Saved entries
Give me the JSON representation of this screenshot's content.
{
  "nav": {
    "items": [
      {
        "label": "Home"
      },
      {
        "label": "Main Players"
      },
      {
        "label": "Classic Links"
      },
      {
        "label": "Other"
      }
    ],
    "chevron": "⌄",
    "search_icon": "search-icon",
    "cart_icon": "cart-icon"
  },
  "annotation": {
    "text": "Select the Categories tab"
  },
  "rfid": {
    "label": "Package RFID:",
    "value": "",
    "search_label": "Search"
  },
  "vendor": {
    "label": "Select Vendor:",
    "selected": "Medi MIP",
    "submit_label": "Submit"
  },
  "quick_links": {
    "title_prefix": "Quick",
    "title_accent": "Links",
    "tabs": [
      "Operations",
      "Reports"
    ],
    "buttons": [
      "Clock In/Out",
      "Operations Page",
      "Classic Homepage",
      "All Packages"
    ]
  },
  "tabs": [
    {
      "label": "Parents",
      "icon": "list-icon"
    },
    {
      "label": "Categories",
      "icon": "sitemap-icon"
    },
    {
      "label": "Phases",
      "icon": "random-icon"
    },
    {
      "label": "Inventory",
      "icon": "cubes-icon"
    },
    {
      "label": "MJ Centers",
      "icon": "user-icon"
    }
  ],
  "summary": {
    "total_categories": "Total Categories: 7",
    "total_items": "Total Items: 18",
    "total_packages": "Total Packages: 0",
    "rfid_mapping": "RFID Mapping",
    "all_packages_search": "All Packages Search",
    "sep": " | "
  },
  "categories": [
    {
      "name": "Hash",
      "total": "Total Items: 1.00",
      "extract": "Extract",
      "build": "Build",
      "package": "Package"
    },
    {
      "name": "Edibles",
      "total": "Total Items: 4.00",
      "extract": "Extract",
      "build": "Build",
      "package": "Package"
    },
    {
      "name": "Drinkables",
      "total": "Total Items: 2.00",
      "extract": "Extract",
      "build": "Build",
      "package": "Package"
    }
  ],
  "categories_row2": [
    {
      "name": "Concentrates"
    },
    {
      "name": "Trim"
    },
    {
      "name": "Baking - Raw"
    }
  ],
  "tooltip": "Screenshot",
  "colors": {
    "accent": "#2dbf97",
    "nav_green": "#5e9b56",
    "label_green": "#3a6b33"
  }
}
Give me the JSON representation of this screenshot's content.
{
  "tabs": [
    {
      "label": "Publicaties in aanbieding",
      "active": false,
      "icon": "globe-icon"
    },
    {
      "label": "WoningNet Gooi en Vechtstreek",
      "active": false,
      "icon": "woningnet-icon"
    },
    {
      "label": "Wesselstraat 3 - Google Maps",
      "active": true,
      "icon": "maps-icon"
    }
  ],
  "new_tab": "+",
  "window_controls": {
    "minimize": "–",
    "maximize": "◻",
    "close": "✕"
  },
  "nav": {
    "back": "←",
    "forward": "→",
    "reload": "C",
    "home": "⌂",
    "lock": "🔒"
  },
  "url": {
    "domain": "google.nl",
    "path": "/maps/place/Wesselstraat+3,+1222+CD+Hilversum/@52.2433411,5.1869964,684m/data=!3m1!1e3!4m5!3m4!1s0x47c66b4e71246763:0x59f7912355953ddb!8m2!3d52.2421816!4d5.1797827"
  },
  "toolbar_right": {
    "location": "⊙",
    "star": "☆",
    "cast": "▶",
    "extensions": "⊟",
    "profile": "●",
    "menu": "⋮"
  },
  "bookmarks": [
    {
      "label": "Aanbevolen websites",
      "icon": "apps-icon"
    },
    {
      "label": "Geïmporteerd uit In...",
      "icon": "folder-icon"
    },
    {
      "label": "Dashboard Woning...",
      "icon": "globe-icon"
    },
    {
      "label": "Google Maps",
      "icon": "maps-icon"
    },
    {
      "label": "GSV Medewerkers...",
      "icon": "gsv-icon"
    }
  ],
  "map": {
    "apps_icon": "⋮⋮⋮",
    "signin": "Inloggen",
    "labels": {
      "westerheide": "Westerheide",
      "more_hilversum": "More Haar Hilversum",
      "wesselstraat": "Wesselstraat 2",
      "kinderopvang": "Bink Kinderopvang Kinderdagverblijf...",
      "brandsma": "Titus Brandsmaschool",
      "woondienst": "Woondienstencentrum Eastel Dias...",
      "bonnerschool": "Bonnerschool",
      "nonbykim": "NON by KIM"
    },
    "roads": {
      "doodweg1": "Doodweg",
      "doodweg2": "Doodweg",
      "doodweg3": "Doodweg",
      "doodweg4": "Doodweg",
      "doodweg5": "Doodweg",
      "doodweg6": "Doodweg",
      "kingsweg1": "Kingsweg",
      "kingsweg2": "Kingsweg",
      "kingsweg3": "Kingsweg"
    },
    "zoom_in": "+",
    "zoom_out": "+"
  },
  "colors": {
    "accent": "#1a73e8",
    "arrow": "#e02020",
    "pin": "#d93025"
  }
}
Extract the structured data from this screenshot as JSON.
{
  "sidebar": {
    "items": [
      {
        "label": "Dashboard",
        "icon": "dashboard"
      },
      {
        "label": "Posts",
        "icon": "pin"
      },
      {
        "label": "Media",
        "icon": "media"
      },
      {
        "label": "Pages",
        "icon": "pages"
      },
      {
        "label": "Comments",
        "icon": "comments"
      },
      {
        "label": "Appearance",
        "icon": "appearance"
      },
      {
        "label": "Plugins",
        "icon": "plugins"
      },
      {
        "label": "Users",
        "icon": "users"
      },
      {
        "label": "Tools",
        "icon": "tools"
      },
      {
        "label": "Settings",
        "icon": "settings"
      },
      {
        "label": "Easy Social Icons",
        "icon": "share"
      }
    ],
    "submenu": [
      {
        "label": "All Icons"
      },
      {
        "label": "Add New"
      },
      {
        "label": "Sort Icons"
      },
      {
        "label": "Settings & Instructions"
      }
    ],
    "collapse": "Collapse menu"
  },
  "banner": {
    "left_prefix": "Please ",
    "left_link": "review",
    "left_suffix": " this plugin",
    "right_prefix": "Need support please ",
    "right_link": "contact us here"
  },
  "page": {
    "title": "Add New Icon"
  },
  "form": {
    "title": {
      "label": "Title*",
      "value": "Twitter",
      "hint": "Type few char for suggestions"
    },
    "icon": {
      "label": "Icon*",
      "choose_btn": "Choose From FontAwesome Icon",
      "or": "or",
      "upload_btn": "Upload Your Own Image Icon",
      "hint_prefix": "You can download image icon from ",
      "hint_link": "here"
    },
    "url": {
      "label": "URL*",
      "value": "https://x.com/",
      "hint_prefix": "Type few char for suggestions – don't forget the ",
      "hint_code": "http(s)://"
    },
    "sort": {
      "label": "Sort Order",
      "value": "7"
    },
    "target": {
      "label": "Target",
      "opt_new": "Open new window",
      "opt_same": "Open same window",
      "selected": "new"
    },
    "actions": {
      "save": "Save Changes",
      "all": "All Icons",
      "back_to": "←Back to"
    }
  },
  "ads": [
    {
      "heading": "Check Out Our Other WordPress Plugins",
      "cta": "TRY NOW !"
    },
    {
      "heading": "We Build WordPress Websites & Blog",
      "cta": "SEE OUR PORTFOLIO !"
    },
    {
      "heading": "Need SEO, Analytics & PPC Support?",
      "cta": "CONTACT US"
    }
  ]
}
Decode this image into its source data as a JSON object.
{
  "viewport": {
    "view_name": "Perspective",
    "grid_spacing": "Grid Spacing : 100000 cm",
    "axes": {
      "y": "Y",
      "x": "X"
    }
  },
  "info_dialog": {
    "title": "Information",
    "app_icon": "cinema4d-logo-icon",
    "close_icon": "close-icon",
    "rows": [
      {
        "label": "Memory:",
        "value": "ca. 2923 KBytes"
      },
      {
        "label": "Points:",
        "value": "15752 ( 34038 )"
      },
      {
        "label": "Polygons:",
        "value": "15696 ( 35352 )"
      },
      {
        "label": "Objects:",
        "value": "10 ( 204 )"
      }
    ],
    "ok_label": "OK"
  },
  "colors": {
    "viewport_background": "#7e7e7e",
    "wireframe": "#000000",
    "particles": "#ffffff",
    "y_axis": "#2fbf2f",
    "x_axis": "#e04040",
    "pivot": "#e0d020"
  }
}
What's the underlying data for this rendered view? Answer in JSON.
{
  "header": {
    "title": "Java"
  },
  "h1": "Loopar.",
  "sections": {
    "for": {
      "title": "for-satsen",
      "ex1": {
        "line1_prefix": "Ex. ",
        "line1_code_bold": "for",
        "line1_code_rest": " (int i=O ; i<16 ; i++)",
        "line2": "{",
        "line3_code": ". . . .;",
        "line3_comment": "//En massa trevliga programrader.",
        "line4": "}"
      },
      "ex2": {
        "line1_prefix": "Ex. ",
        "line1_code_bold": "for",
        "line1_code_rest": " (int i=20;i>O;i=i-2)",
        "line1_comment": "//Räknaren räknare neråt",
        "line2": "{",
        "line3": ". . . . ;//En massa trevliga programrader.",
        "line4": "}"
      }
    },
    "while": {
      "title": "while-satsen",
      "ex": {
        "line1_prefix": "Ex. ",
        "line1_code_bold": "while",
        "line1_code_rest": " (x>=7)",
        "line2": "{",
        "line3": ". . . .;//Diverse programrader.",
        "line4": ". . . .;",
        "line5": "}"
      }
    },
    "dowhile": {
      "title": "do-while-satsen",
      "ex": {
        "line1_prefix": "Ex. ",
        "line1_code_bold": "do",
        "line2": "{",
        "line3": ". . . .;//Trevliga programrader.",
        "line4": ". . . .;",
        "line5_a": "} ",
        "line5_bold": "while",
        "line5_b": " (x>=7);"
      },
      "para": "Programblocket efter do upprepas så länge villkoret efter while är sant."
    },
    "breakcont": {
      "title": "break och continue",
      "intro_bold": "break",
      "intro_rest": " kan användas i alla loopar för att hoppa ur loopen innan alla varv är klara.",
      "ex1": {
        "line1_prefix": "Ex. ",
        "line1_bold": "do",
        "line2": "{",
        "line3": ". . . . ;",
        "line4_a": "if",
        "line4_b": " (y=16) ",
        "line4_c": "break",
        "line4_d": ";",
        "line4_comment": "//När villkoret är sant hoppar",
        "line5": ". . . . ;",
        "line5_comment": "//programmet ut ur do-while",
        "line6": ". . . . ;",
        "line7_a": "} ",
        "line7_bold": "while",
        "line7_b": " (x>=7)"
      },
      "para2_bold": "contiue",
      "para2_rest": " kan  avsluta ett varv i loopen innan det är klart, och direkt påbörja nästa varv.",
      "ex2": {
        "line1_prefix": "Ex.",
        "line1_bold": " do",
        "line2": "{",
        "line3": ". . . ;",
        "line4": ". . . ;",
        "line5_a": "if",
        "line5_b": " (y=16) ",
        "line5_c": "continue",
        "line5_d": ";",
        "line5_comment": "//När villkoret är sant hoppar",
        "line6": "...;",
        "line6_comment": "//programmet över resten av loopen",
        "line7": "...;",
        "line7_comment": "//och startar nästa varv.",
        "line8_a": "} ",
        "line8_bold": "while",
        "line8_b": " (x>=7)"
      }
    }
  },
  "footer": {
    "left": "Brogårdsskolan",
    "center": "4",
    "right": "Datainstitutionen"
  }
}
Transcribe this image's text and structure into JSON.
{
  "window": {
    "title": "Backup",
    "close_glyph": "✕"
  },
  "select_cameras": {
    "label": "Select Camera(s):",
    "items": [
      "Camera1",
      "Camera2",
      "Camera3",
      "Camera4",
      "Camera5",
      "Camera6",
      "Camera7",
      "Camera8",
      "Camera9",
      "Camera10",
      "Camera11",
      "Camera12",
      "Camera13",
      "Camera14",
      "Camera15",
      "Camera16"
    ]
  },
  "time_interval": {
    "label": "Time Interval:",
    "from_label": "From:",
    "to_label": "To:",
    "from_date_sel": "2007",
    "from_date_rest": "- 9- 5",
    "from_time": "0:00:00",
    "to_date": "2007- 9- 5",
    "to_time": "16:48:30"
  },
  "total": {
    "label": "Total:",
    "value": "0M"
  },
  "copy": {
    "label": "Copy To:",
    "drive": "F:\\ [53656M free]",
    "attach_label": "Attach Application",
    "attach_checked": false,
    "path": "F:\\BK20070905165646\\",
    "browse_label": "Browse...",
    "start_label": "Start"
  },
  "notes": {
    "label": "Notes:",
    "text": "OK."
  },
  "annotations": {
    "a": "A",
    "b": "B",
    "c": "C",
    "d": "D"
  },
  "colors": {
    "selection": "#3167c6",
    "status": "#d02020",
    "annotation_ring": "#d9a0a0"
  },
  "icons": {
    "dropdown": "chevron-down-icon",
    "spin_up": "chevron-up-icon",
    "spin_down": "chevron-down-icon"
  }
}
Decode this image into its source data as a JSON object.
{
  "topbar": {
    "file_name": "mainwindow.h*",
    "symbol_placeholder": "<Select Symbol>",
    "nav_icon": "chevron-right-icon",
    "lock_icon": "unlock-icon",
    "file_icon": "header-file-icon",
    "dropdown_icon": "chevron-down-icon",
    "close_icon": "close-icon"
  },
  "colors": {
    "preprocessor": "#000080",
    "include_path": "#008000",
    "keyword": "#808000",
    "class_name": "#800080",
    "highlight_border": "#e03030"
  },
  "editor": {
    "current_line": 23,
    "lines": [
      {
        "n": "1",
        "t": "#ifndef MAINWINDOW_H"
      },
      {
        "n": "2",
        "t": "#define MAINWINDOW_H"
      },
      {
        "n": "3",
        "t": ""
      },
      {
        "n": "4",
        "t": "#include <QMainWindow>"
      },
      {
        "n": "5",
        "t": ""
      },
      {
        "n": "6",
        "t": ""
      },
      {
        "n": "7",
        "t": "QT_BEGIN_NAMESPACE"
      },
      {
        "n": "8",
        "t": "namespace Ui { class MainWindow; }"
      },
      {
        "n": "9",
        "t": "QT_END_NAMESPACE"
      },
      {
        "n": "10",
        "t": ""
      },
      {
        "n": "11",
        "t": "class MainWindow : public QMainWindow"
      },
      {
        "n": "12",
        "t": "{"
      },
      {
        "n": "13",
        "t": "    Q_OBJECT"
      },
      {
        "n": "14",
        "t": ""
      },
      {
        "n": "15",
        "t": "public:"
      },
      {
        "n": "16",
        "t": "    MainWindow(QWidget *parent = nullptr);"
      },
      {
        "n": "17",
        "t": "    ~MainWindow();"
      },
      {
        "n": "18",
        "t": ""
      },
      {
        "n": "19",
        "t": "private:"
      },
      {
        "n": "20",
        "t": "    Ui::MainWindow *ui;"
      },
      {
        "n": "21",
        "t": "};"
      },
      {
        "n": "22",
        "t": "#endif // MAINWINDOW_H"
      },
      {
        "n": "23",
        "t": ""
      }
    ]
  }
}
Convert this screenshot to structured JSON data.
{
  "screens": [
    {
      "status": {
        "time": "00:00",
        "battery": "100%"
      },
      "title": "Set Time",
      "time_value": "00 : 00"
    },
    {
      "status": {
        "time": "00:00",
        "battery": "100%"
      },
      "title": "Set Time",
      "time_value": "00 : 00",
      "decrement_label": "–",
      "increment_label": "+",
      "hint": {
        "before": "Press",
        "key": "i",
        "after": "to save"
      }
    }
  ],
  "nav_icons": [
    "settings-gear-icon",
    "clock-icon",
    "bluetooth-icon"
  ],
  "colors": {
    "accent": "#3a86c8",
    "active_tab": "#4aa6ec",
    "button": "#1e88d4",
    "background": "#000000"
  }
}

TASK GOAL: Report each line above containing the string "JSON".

RESULT OF THIS TASK:
Give me the JSON representation of this screenshot's content.
Give me the JSON representation of this screenshot's content.
Extract the structured data from this screenshot as JSON.
Decode this image into its source data as a JSON object.
What's the underlying data for this rendered view? Answer in JSON.
Transcribe this image's text and structure into JSON.
Decode this image into its source data as a JSON object.
Convert this screenshot to structured JSON data.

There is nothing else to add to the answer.